That’s why most international jurists say Israel cannot legally justify the boarding of a sovereign ship protected under the charter. “In legal terms, the Turkish ship [the biggest in the aid flotilla] was Turkish territory,” argues former British Ambassador Craig Murray, a fellow at the University of Lancaster School of Law.

Marcelo Kohen, a law professor at Geneva’s Graduate Institute of International Studies, agrees that the requirements needed to claim a San Remo justification were not complete. “Hamas is not a state," he says. "There is also at present a cease-fire on Gaza," whereas San Remo is assumed to be relevant in a state of war, says Kohen.

"Under [Israel's] logic one could maintain a maritime blockade unendingly," he adds. "It only requires one party to consider itself as being in a ‘state of war.’ ”

Gaza specialist Sara Roy at Harvard University, an author and frequent critic of Israeli policy, argues that legal questions can distort more basic issues: “After its 2005 withdrawal from Gaza, Israel claims no longer to be an occupier. It claims no responsibility, but acts with total control. Meanwhile, the international community pays the bills and feeds the people.”

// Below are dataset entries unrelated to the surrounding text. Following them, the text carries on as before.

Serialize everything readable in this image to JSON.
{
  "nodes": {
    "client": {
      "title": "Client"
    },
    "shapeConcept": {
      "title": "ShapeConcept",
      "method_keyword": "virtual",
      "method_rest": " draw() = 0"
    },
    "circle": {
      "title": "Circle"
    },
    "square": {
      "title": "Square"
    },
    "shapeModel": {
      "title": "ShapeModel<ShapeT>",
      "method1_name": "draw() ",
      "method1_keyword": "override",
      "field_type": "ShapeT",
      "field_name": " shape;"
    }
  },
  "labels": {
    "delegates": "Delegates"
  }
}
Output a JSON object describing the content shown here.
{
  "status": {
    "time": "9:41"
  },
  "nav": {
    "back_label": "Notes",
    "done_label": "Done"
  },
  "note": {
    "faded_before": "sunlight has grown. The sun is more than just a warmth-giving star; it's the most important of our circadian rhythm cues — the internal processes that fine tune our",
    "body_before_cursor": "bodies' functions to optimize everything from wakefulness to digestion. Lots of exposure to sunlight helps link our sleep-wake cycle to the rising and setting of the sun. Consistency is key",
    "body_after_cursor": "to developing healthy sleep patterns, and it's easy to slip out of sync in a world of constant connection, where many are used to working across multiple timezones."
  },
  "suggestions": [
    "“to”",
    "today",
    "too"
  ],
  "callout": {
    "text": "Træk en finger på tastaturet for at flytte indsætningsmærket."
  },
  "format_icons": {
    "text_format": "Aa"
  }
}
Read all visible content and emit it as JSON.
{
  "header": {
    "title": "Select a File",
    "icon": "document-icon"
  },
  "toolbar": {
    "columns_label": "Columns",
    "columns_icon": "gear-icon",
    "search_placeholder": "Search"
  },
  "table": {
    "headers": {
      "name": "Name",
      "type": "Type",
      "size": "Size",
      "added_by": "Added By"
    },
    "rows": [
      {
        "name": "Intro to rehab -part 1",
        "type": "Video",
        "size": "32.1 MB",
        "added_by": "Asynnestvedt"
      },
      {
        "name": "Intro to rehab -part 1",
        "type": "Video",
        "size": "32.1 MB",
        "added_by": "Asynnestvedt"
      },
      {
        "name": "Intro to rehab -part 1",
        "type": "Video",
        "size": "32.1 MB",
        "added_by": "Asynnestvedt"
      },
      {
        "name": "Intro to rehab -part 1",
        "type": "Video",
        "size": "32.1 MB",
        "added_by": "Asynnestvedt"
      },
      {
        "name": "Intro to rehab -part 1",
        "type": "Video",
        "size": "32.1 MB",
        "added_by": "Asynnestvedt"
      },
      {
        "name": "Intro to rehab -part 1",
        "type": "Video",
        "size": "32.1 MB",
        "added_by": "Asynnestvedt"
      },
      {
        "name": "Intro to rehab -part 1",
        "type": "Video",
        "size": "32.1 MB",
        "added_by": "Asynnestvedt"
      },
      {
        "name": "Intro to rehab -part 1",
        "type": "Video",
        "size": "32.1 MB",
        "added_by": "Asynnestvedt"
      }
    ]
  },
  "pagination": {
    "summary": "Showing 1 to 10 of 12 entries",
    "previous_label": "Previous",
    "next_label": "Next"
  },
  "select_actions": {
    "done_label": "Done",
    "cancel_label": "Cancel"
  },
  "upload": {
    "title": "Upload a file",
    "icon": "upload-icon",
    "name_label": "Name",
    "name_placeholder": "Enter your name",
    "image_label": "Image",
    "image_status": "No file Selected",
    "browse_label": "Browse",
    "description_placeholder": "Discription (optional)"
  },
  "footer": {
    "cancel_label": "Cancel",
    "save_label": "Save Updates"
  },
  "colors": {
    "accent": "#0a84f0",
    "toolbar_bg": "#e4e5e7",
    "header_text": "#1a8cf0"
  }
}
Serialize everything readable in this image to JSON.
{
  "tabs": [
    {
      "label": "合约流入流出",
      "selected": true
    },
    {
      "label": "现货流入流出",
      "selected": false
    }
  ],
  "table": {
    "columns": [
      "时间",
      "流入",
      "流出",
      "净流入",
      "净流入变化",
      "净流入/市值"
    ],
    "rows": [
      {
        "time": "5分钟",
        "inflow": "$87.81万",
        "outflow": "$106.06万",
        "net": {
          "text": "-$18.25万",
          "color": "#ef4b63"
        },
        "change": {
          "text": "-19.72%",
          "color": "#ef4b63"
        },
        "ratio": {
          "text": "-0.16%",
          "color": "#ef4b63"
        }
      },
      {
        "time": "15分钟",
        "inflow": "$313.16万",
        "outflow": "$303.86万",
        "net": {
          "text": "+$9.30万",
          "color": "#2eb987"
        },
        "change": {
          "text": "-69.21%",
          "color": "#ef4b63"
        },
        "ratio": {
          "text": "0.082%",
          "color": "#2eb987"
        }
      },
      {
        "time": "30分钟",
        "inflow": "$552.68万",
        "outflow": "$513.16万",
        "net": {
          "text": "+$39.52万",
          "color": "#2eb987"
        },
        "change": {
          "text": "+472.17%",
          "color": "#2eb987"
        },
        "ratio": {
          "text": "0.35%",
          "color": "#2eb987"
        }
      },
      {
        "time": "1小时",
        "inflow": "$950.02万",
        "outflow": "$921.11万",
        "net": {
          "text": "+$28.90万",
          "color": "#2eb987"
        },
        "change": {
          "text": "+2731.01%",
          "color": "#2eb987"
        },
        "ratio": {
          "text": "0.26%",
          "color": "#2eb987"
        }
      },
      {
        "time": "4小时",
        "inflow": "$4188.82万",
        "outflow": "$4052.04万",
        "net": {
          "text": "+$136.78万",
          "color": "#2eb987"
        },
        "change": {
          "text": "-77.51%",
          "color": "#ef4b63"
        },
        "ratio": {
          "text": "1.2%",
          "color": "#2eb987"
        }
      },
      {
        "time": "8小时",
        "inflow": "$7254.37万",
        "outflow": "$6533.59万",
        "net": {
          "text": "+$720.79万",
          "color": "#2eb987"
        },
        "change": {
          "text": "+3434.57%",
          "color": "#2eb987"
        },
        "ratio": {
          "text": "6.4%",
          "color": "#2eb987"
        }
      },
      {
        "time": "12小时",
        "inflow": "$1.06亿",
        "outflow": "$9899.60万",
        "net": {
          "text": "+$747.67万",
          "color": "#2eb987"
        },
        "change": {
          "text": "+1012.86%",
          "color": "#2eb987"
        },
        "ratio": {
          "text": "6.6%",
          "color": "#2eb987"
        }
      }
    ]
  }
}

IN PICTURES: The Gaza flotilla and the aftermath of the Israeli naval raid